Jan 2017 07

Chain reaction

By: Dave Wheeler

Where we feel pain isn't necessarily the site of injury - or at least  not the original injury that's responsible for the problem.

You might notice that a physio, sports massage therapist or osteopath will often ask a lot of questions. Whilst this might be frustrating when all you want is the pain to stop, what we're doing is trying to make sure that we're treating the root cause and not just the symptom.

2 cases that  I had over the Christmas period illustrate the point.

 

The woman with "Glute strain"

A lady came into the treatment just before Christmas complaining of persistent debilitating Glute pain. It had been going on for months and was stopping her  from keeping to her training schedule. She'd already seen a couple of physios (one of whom  was in Harley Street) and  one of the country' best known Sports Massage Therapists. No pressure then!

The problem was really affecting her lifestyle and she was quite insistent that she wanted  to get it sorted. 

Hidden away in a lot of detail about her training and her injury,  she made a throw-away comment  about  her hamstring "going"  about 3 months before her glute.

Hamstrings attach to bone at the bottom of the pelvis, which of course is  where the Glutes attach. Although the two are separate muscles with separate functions, the fact that they're next to eachother in a line called the superficial backline means that one can easily be affected by dysfunction in the other.

I prodded around in her upper hamstring and sure enough, there was a bloody great muscle tear that was a few months old. It  felt like feeling a ploughed furrow in the field of muscle.

What had happened is that  because the woman had kept up her exercise regime despite the torn muscles, other nearby muscles had helped out in order to keep her going. The Glute is right above the injury site and actually does a bit  of the same function of the hamstring in terms of providing power to the legs to propel us forward when we run or walk.

Now her Glute was being overused.
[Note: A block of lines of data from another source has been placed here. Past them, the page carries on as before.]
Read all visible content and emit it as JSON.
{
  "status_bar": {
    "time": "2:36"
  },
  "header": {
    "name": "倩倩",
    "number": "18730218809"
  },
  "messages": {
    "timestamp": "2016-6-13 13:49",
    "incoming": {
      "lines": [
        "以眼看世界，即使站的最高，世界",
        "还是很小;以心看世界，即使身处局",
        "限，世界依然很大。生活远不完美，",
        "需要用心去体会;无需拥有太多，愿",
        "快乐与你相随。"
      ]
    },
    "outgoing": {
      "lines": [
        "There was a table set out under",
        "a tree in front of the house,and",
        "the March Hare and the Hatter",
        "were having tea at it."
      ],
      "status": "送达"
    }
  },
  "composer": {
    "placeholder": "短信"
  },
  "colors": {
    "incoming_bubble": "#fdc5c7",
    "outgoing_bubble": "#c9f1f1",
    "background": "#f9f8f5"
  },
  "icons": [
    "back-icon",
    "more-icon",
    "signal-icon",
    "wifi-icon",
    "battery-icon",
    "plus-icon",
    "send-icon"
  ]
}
After a while it gave out to a kind of mild RSI. 

The previous treatments had unfortunately just treated the symptom - so whilst she felt better for a bit, once she got back into her usual activity pattern,  the muscle overuse occurred all over again.

After such a long time with the hamstring strain, the only thing I could do was to break down the scar tissue around the original tear (which hurts like hell) and then get her to ice religiously and to rest for 48 hours.

2 weeks later the lady came back for a follow up appointment and was pain free, which was a result!

 

The man with the Achilles tendon pain

Less of a result was the 80 year-old man that I met who had pain in his Achilles tendon.

It turned out that he'd not pulled into a parking spot far enough, so instead of getting back into the car and moving forward he decided to push it. It's not surprising really that he then tore a muscle in his calf. Because he carried on with life and didn't  rest or ice the injured calf, the Achilles, which is an extension of the calf muscle became overused - another case of RSI, if you like.

In this case, it would have been too painful to break down the original scar tissue which was about 6 weeks old, so the only thing to do was to rest and allow things to return to a near-normal state. The older you are, the longer this will take.

 

The moral of the stories

In both cases, if they'd have sorted out their initial injuries quickly, things wouldn't  have developed and spread. Thinking that they'd just "push through" meant that they each ended up with months more pain.

If you injure yourself  rest it and ice it. If it's still not better after 48 hours go see somebody that can help.